The cause? “Human and animal studies suggest that a crucial culprit is a common class of chemical called endocrine disruptors, found in plastics, cosmetics, couches, pesticides and countless other products. Because of the environmental links, The New Yorker once elegantly referred to the crisis as “silent sperm,” and innumerable studies over 25 years add to the concern that the world’s sperm are in trouble.”
The problem, in other words, are all those plastics and designer chemicals that corporate industries have sold to us. As Kristof notes, “What’s needed above all is more aggressive regulation of endocrine disrupting chemicals. America has been much slower than Europe to regulate toxic chemicals, and most chemicals sold in the U.S. have never been tested for safety. The larger question is why we allow the chemical industry — by spending $100,000 on lobbying per member of Congress — to buy its way out of effective regulation of endocrine disruptors. The industry’s deceit marks a replay of Big Tobacco’s battle against regulation of smoking.”
Keep in mind that with DDT alone, the chemical industry nearly wiped out the American bald eagles and ospreys in the 1950s.
Here’s the bigger issue. Laws and public policies in the United States are overly attuned to corporate bottom lines at the expense of public welfare and benefits. The same analysis applies to the debate over health care where American corporate interests prevent us from joining the rest of the modern world with universal care under a single-payer system. It’s why the Right wants to privatize social security. In their world, no opportunity should be missed to make a buck. With the Right-Wing corporate Republicans holding Congress, the Presidency, and a majority of state legislatures, that problem has been getting worse, not better. Under the holding of Citizens United, corporations can spend unlimited funds to buy elections. Just as bad is the public tolerance for gerrymandering and voter restrictions. The rise of Trump and Bannon are simply icing on the cake. What is already bad could get even worse.

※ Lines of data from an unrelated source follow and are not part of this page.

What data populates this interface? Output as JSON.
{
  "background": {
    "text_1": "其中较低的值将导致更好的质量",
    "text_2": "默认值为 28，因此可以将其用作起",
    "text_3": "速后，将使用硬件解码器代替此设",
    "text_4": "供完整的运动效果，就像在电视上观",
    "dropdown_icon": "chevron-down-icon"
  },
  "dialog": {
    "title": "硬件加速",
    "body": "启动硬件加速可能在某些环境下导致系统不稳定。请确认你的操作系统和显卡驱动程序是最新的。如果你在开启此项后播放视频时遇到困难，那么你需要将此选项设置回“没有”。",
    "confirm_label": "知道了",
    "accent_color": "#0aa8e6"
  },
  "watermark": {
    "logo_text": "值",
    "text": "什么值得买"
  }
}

These warnings do not reflect hypothetical dangers. The facts are right there for anyone to see. The environmental hazards get worse everyday. Venal, short-sighted, and stupid people, responding to venal corporate interests, are in control. But these are problems that can be addressed. Other countries have enlightened policies and are searching for solutions that allow us to live in harmony with the realities of the natural world. Do we let the moronic money grubbers of the Republican right run our lives? Or do we take them on, take back our country, and, hopefully, save humanity? Do we really have any choice?